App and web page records
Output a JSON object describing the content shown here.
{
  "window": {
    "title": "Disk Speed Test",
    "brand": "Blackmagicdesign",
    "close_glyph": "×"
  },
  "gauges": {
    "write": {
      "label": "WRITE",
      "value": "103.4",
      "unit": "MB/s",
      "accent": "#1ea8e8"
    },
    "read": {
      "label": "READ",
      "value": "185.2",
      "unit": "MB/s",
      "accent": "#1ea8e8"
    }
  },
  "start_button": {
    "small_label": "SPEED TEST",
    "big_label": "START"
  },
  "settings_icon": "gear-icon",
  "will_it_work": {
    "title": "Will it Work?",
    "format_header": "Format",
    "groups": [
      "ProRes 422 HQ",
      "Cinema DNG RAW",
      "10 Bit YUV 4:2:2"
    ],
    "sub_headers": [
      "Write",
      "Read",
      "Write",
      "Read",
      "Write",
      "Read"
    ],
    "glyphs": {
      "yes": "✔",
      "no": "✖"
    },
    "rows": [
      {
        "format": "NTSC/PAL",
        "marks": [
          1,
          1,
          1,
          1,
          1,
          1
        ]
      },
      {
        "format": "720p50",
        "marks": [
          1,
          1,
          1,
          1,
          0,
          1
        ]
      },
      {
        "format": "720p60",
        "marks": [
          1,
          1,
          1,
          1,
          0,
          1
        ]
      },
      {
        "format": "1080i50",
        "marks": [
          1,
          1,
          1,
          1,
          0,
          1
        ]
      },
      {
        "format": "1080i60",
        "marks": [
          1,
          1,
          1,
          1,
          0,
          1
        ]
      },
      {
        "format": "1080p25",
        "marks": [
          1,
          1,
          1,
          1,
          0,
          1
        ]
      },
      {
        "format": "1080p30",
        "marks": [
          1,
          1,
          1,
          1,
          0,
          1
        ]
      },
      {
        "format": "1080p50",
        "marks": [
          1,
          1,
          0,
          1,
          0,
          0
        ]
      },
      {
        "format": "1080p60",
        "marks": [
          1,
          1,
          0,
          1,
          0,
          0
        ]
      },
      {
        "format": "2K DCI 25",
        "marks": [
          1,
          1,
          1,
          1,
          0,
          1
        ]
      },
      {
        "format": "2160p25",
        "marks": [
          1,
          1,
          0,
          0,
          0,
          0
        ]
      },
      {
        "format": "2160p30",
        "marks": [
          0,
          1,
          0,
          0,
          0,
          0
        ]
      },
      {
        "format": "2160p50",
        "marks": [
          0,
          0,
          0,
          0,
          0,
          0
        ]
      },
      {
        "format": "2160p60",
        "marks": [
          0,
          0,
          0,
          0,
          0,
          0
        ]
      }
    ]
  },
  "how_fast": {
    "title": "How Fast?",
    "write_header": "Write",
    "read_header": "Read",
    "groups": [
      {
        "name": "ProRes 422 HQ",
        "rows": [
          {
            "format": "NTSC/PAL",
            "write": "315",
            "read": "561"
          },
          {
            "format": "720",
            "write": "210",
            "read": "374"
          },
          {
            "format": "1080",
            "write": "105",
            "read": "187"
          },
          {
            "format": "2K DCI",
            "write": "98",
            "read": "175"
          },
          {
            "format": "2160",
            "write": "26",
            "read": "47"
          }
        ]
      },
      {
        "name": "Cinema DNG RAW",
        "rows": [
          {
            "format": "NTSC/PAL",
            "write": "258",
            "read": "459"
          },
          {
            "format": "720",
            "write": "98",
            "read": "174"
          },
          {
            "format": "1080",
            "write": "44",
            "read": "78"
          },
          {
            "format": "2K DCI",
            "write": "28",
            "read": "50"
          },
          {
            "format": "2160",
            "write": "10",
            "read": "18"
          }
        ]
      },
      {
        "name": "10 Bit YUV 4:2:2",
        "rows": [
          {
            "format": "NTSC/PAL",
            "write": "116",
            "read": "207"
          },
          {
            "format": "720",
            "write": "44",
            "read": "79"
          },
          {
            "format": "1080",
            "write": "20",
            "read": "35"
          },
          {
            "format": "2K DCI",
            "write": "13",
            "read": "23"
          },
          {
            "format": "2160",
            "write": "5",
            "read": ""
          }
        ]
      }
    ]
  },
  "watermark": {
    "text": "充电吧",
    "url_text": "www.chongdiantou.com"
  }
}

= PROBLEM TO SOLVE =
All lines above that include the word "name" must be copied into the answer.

= ANSWER TO THIS PROBLEM =
        "name": "ProRes 422 HQ",
        "name": "Cinema DNG RAW",
        "name": "10 Bit YUV 4:2:2",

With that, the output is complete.